PARIS Jan 22 McDonald's France has
confirmed tax inspectors visited its local headquarters but
denied wrongdoing after French media reported it had transferred
over 2.2 billion euros ($3 billion) abroad since 2009 to dodge
The French arm of the U.S. hamburger chain said in a
statement it cooperated with inspectors who visited its
headquarters near Paris last October as part of what it said was
a regular check.
"McDonald's firmly denies the accusation made by l'Express
according to which McDonald's supposedly hid part of its revenue
from taxes in France," it said in a statement issued late
Tuesday, referring to the media group that owns the l'Expansion
business website on which the report appeared.
L'Expansion reported that tax inspectors visited the site on

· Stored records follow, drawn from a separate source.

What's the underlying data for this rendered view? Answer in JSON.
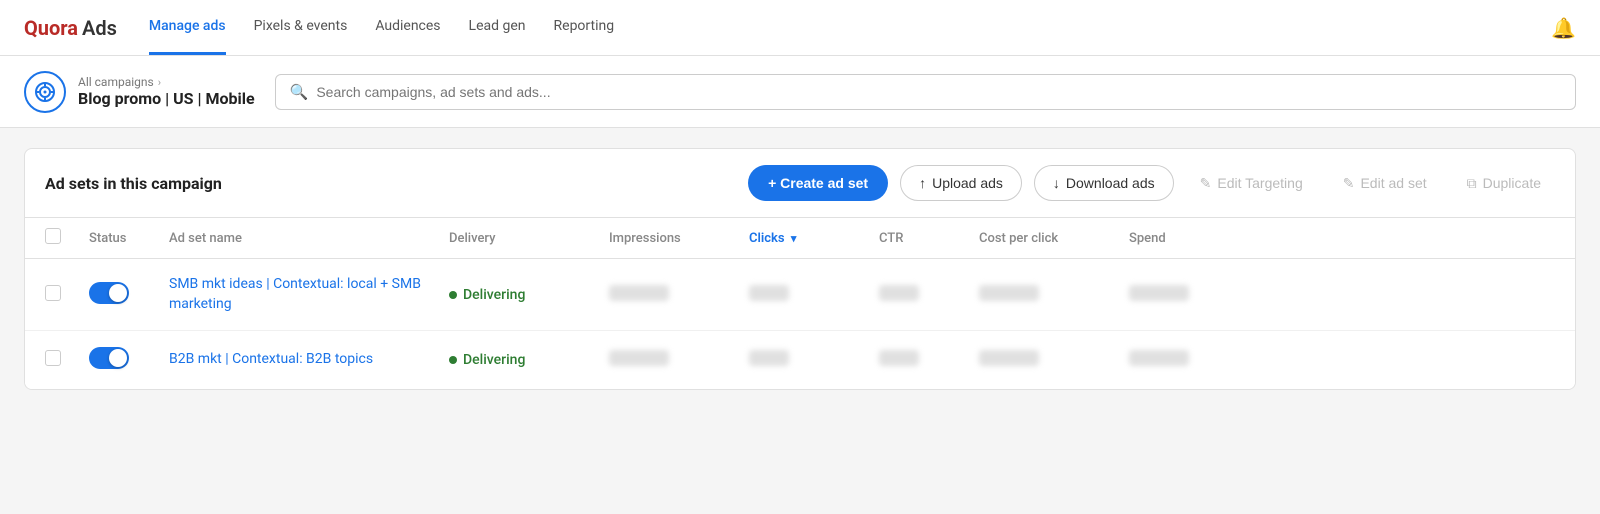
{
  "logo": {
    "quora": "Quora",
    "ads": "Ads"
  },
  "nav": {
    "links": [
      {
        "label": "Manage ads",
        "active": true
      },
      {
        "label": "Pixels & events",
        "active": false
      },
      {
        "label": "Audiences",
        "active": false
      },
      {
        "label": "Lead gen",
        "active": false
      },
      {
        "label": "Reporting",
        "active": false
      }
    ]
  },
  "breadcrumb": {
    "parent": "All campaigns",
    "current": "Blog promo | US | Mobile"
  },
  "search": {
    "placeholder": "Search campaigns, ad sets and ads..."
  },
  "panel": {
    "title": "Ad sets in this campaign",
    "create_btn": "+ Create ad set",
    "upload_btn": "Upload ads",
    "download_btn": "Download ads",
    "edit_targeting_btn": "Edit Targeting",
    "edit_adset_btn": "Edit ad set",
    "duplicate_btn": "Duplicate"
  },
  "table": {
    "columns": [
      {
        "label": "",
        "key": "checkbox"
      },
      {
        "label": "Status",
        "key": "status"
      },
      {
        "label": "Ad set name",
        "key": "name"
      },
      {
        "label": "Delivery",
        "key": "delivery"
      },
      {
        "label": "Impressions",
        "key": "impressions"
      },
      {
        "label": "Clicks",
        "key": "clicks",
        "active": true,
        "sortable": true
      },
      {
        "label": "CTR",
        "key": "ctr"
      },
      {
        "label": "Cost per click",
        "key": "cpc"
      },
      {
        "label": "Spend",
        "key": "spend"
      }
    ],
    "rows": [
      {
        "name": "SMB mkt ideas | Contextual: local + SMB marketing",
        "delivery": "Delivering",
        "toggle": true
      },
      {
        "name": "B2B mkt | Contextual: B2B topics",
        "delivery": "Delivering",
        "toggle": true
      }
    ]
  }
}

Oct. 15 as part of a probe into the suspected transfer since
2009 of around 330 to 650 million euros of revenue per year to
Switzerland and Luxembourg.
McDonald's France said the group and its 314 local
franchises paid corporate taxes in full to the French state,
amounting to 1 billion euros since 2009.
France, which has a corporate tax rate of 33 percent
compared with an EU average of nearly 23 percent, is clamping
down on international companies that shift profits to other
countries with lower taxes.
President Francois Hollande's Socialist government has also
pressed more than 11,000 individuals with bank accounts abroad
to declare their assets in France.
Budget Minister Bernard Cazeneuve declined to comment on any
action by tax authorities targeting McDonald's.
"What I can tell is that we have at our disposal a full
arsenal to fight against fraud and tax optimisation," he told
France Info radio.